Trump’s assertions about Obama’s immigration policies have been debunked several times by The Post’s Fact Checker. Current and former DHS officials said family separation was rare during the Obama years, and usually only happened if a child’s safety was at risk, The Post reported in April.
As Díaz-Balart continued to press Trump on the “zero tolerance” policy, the president defended himself by reiterating that he was the one responsible for reuniting families. (The reunification process began last year after U.S. District Judge Dana M. Sabraw issued a court order demanding children be returned to their families.)
“I inherited separation and I changed the plan and I brought people together,” Trump said, arguing that family separations were a deterrent to migrants trying to cross the border.
“But I hated to have the separation policy,” he said, prompting Díaz-Balart to ask the president again if “zero tolerance” was a mistake.
“What ‘zero tolerance’ means to me is we’re going to be tough on the border,” Trump said.
“That includes separating parents from children if that’s what it takes?” Díaz-Balart replied.
“No, no, no. I put them together,” Trump answered. “Just remember that, I put them together.”
The president also faced questions about revoking the Deferred Action for Childhood Arrivals program, which protected undocumented immigrants brought to the U.S. as children, and his recently signed deal with Mexico.
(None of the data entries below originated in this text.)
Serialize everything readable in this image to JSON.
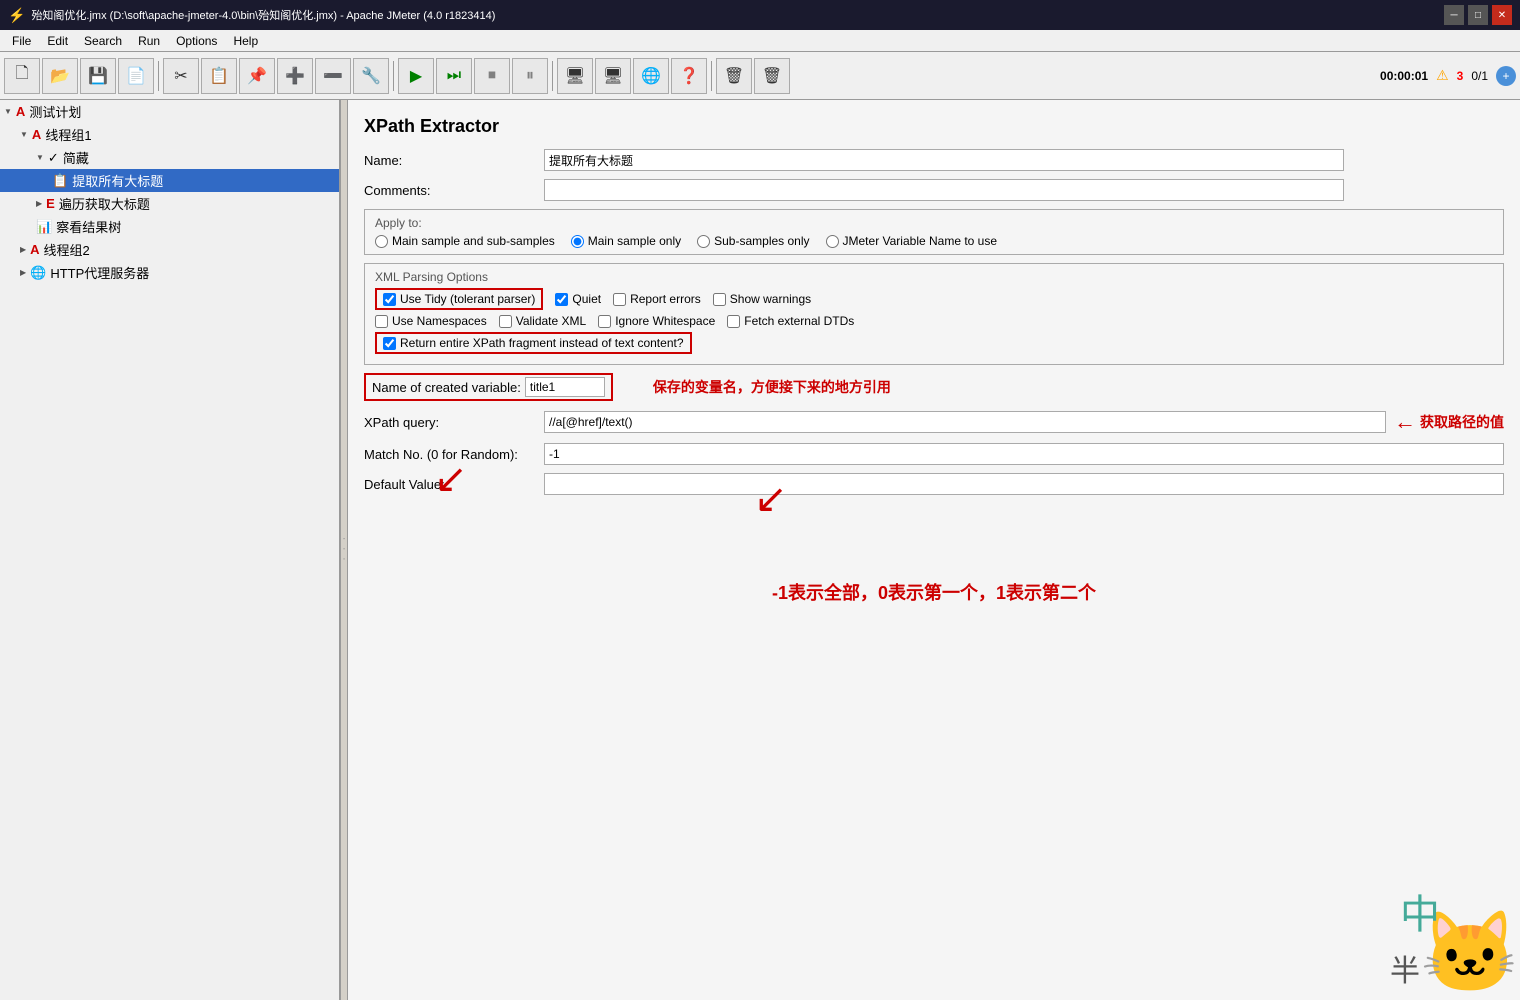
{
  "window": {
    "title": "殆知阁优化.jmx (D:\\soft\\apache-jmeter-4.0\\bin\\殆知阁优化.jmx) - Apache JMeter (4.0 r1823414)",
    "icon": "⚡"
  },
  "title_bar": {
    "minimize": "─",
    "maximize": "□",
    "close": "✕"
  },
  "menu": {
    "items": [
      "File",
      "Edit",
      "Search",
      "Run",
      "Options",
      "Help"
    ]
  },
  "toolbar": {
    "timer": "00:00:01",
    "count": "0/1"
  },
  "sidebar": {
    "items": [
      {
        "id": "test-plan",
        "label": "测试计划",
        "level": 0,
        "icon": "🔧",
        "expand": true,
        "selected": false
      },
      {
        "id": "thread-group1",
        "label": "线程组1",
        "level": 1,
        "icon": "⚙",
        "expand": true,
        "selected": false
      },
      {
        "id": "collection",
        "label": "简藏",
        "level": 2,
        "icon": "📁",
        "expand": true,
        "selected": false
      },
      {
        "id": "extract-title",
        "label": "提取所有大标题",
        "level": 3,
        "icon": "📋",
        "expand": false,
        "selected": true
      },
      {
        "id": "traverse-get",
        "label": "遍历获取大标题",
        "level": 2,
        "icon": "🔄",
        "expand": false,
        "selected": false
      },
      {
        "id": "view-result",
        "label": "察看结果树",
        "level": 2,
        "icon": "📊",
        "expand": false,
        "selected": false
      },
      {
        "id": "thread-group2",
        "label": "线程组2",
        "level": 1,
        "icon": "⚙",
        "expand": false,
        "selected": false
      },
      {
        "id": "http-proxy",
        "label": "HTTP代理服务器",
        "level": 1,
        "icon": "🌐",
        "expand": false,
        "selected": false
      }
    ]
  },
  "panel": {
    "title": "XPath Extractor",
    "name_label": "Name:",
    "name_value": "提取所有大标题",
    "comments_label": "Comments:",
    "comments_value": "",
    "apply_to": {
      "title": "Apply to:",
      "options": [
        {
          "id": "main-sub",
          "label": "Main sample and sub-samples",
          "selected": false
        },
        {
          "id": "main-only",
          "label": "Main sample only",
          "selected": true
        },
        {
          "id": "sub-only",
          "label": "Sub-samples only",
          "selected": false
        },
        {
          "id": "jmeter-var",
          "label": "JMeter Variable Name to use",
          "selected": false
        }
      ]
    },
    "xml_options": {
      "title": "XML Parsing Options",
      "row1": [
        {
          "id": "use-tidy",
          "label": "Use Tidy (tolerant parser)",
          "checked": true
        },
        {
          "id": "quiet",
          "label": "Quiet",
          "checked": true
        },
        {
          "id": "report-errors",
          "label": "Report errors",
          "checked": false
        },
        {
          "id": "show-warnings",
          "label": "Show warnings",
          "checked": false
        }
      ],
      "row2": [
        {
          "id": "use-ns",
          "label": "Use Namespaces",
          "checked": false
        },
        {
          "id": "validate-xml",
          "label": "Validate XML",
          "checked": false
        },
        {
          "id": "ignore-ws",
          "label": "Ignore Whitespace",
          "checked": false
        },
        {
          "id": "fetch-dtds",
          "label": "Fetch external DTDs",
          "checked": false
        }
      ],
      "row3": [
        {
          "id": "return-fragment",
          "label": "Return entire XPath fragment instead of text content?",
          "checked": true
        }
      ]
    },
    "name_of_variable_label": "Name of created variable:",
    "name_of_variable_value": "title1",
    "xpath_query_label": "XPath query:",
    "xpath_query_value": "//a[@href]/text()",
    "match_no_label": "Match No. (0 for Random):",
    "match_no_value": "-1",
    "default_value_label": "Default Value:",
    "default_value": ""
  },
  "annotations": {
    "arrow1": "→",
    "text1": "保存的变量名，方便接下来的地方引用",
    "text2": "获取路径的值",
    "text3": "-1表示全部，0表示第一个，1表示第二个"
  }
}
The country agreed to take “strong measures” to crack down on the surge of Central American migrants at the southern border to avoid harsh tariffs.
“This week, I consider them a friend,” Trump said of Mexico. “They’ve been doing a great job actually.”
He later added: “If they weren’t great, I would put tariffs on them.”
Díaz-Balart and Trump also discussed how he anticipated faring with Latino voters in the upcoming election and his fellow 2020 candidates.
Trump told Díaz-Balart that he believes he’ll do “much better” with the Latino vote in 2020, specifically drawing attention to his stance on Cuba and Venezuela. The Trump administration has accused Cuba of being involved with keeping Venezuelan President Nicolás Maduro in power, and is continuing to impose strict regulations on the Caribbean country.
“I’ve been very, very tough on Cuba,” Trump said. “We’re going to get Cuba worked out properly. Not the way Obama did it, which was a disaster.”
Pushed on why Maduro remains in power, Trump said, “Some people say we’ve been too tough, I say we haven’t been tough enough.” The Post’s Karen DeYoung and Josh Dawsey reported Wednesday that Trump “is losing both patience and interest in Venezuela.”
“Well, it’s a process,” Trump said during Thursday’s interview, before expressing sympathy for Venezuelans who are starving and “have no nothing.”
“I love the Venezuelan people,” he said.
Though Trump said he wouldn’t “bother too much” with commenting on his political opponents, he still hurled a few zingers. Sen. Bernie Sanders (I-Vt.) “looks like a tired crazy right now,” he said. Trump also described former vice president Joe Biden as “exhausted.”
When Díaz-Balart brought up a recent Quinnipiac University poll, which had Biden, Sanders, Sen. Elizabeth Warren (D-Mass.) and South Bend, Ind., Mayor Pete Buttigieg, among other candidates, leading Trump in Florida, the president dismissed the results.
“I don’t respect that poll,” he said.
Asked whether he had any regrets, Trump shook his head and said, “I’ve done a great job.”
And his two biggest mistakes as president?
“I would have not appointed a couple of people, and my life would have been a much simpler life,” he said, without specifying which people he was referring to. “My biggest mistakes was I put a couple of people in that I shouldn’t have put in.”